### Directions
What follows is a listing; restate all of it word for word.
* * *
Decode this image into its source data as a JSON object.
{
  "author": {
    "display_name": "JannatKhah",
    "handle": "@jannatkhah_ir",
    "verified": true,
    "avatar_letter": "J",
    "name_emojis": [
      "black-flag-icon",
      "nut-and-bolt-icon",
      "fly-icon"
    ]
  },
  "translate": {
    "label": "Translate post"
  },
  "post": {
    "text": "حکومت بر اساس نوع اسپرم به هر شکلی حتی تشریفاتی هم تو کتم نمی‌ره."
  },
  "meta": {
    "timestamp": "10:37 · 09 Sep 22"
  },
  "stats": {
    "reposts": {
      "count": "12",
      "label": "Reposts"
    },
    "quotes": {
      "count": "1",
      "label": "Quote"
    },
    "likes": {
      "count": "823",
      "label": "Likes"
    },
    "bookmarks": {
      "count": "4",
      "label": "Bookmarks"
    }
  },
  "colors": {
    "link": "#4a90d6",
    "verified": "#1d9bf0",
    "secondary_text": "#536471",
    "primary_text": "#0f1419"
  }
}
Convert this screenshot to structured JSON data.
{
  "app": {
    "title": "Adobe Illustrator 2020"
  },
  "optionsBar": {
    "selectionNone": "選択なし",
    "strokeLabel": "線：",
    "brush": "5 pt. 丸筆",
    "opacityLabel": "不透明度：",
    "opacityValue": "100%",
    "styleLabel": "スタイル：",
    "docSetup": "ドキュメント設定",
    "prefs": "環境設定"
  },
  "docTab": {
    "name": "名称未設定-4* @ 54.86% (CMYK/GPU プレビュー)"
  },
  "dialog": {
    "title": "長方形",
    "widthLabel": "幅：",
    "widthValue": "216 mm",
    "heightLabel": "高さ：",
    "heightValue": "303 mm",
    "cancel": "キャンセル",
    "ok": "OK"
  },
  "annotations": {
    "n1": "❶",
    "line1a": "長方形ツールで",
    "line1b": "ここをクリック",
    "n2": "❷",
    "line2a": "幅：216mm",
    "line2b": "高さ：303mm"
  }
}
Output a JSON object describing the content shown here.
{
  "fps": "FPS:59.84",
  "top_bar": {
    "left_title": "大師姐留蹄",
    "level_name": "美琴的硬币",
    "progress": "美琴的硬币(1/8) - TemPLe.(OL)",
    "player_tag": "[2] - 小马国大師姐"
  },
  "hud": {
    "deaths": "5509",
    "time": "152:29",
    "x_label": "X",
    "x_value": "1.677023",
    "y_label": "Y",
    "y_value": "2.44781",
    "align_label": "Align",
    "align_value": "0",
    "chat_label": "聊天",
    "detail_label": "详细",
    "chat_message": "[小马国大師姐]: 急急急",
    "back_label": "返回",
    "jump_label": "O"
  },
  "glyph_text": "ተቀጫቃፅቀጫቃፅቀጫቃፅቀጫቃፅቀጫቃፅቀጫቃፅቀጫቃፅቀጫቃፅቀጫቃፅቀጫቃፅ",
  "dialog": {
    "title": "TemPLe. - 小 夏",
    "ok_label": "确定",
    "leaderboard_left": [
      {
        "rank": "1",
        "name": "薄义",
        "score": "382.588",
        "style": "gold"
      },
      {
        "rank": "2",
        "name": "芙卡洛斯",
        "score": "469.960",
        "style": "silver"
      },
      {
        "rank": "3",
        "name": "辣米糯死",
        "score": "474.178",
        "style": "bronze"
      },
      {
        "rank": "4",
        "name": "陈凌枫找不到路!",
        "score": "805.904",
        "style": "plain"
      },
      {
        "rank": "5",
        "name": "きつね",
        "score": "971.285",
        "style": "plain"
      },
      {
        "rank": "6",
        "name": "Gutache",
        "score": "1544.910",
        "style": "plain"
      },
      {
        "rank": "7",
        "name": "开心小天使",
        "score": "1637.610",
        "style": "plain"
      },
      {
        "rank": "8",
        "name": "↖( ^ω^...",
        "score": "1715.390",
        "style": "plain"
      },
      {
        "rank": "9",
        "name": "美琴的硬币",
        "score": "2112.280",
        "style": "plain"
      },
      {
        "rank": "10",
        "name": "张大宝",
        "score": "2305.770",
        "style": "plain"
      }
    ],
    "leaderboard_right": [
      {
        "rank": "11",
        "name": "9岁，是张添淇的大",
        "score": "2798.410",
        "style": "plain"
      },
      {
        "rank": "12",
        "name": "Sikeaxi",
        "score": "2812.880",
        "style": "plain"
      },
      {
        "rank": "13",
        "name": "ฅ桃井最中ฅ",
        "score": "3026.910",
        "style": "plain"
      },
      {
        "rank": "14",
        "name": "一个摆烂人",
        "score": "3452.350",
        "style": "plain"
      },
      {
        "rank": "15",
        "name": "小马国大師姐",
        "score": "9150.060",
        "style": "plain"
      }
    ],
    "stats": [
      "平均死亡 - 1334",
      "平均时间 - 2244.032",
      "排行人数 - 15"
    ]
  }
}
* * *
### Exercise response
Decode this image into its source data as a JSON object.
{
  "author": {
    "display_name": "JannatKhah",
    "handle": "@jannatkhah_ir",
    "verified": true,
    "avatar_letter": "J",
    "name_emojis": [
      "black-flag-icon",
      "nut-and-bolt-icon",
      "fly-icon"
    ]
  },
  "translate": {
    "label": "Translate post"
  },
  "post": {
    "text": "حکومت بر اساس نوع اسپرم به هر شکلی حتی تشریفاتی هم تو کتم نمی‌ره."
  },
  "meta": {
    "timestamp": "10:37 · 09 Sep 22"
  },
  "stats": {
    "reposts": {
      "count": "12",
      "label": "Reposts"
    },
    "quotes": {
      "count": "1",
      "label": "Quote"
    },
    "likes": {
      "count": "823",
      "label": "Likes"
    },
    "bookmarks": {
      "count": "4",
      "label": "Bookmarks"
    }
  },
  "colors": {
    "link": "#4a90d6",
    "verified": "#1d9bf0",
    "secondary_text": "#536471",
    "primary_text": "#0f1419"
  }
}
Convert this screenshot to structured JSON data.
{
  "app": {
    "title": "Adobe Illustrator 2020"
  },
  "optionsBar": {
    "selectionNone": "選択なし",
    "strokeLabel": "線：",
    "brush": "5 pt. 丸筆",
    "opacityLabel": "不透明度：",
    "opacityValue": "100%",
    "styleLabel": "スタイル：",
    "docSetup": "ドキュメント設定",
    "prefs": "環境設定"
  },
  "docTab": {
    "name": "名称未設定-4* @ 54.86% (CMYK/GPU プレビュー)"
  },
  "dialog": {
    "title": "長方形",
    "widthLabel": "幅：",
    "widthValue": "216 mm",
    "heightLabel": "高さ：",
    "heightValue": "303 mm",
    "cancel": "キャンセル",
    "ok": "OK"
  },
  "annotations": {
    "n1": "❶",
    "line1a": "長方形ツールで",
    "line1b": "ここをクリック",
    "n2": "❷",
    "line2a": "幅：216mm",
    "line2b": "高さ：303mm"
  }
}
Output a JSON object describing the content shown here.
{
  "fps": "FPS:59.84",
  "top_bar": {
    "left_title": "大師姐留蹄",
    "level_name": "美琴的硬币",
    "progress": "美琴的硬币(1/8) - TemPLe.(OL)",
    "player_tag": "[2] - 小马国大師姐"
  },
  "hud": {
    "deaths": "5509",
    "time": "152:29",
    "x_label": "X",
    "x_value": "1.677023",
    "y_label": "Y",
    "y_value": "2.44781",
    "align_label": "Align",
    "align_value": "0",
    "chat_label": "聊天",
    "detail_label": "详细",
    "chat_message": "[小马国大師姐]: 急急急",
    "back_label": "返回",
    "jump_label": "O"
  },
  "glyph_text": "ተቀጫቃፅቀጫቃፅቀጫቃፅቀጫቃፅቀጫቃፅቀጫቃፅቀጫቃፅቀጫቃፅቀጫቃፅቀጫቃፅ",
  "dialog": {
    "title": "TemPLe. - 小 夏",
    "ok_label": "确定",
    "leaderboard_left": [
      {
        "rank": "1",
        "name": "薄义",
        "score": "382.588",
        "style": "gold"
      },
      {
        "rank": "2",
        "name": "芙卡洛斯",
        "score": "469.960",
        "style": "silver"
      },
      {
        "rank": "3",
        "name": "辣米糯死",
        "score": "474.178",
        "style": "bronze"
      },
      {
        "rank": "4",
        "name": "陈凌枫找不到路!",
        "score": "805.904",
        "style": "plain"
      },
      {
        "rank": "5",
        "name": "きつね",
        "score": "971.285",
        "style": "plain"
      },
      {
        "rank": "6",
        "name": "Gutache",
        "score": "1544.910",
        "style": "plain"
      },
      {
        "rank": "7",
        "name": "开心小天使",
        "score": "1637.610",
        "style": "plain"
      },
      {
        "rank": "8",
        "name": "↖( ^ω^...",
        "score": "1715.390",
        "style": "plain"
      },
      {
        "rank": "9",
        "name": "美琴的硬币",
        "score": "2112.280",
        "style": "plain"
      },
      {
        "rank": "10",
        "name": "张大宝",
        "score": "2305.770",
        "style": "plain"
      }
    ],
    "leaderboard_right": [
      {
        "rank": "11",
        "name": "9岁，是张添淇的大",
        "score": "2798.410",
        "style": "plain"
      },
      {
        "rank": "12",
        "name": "Sikeaxi",
        "score": "2812.880",
        "style": "plain"
      },
      {
        "rank": "13",
        "name": "ฅ桃井最中ฅ",
        "score": "3026.910",
        "style": "plain"
      },
      {
        "rank": "14",
        "name": "一个摆烂人",
        "score": "3452.350",
        "style": "plain"
      },
      {
        "rank": "15",
        "name": "小马国大師姐",
        "score": "9150.060",
        "style": "plain"
      }
    ],
    "stats": [
      "平均死亡 - 1334",
      "平均时间 - 2244.032",
      "排行人数 - 15"
    ]
  }
}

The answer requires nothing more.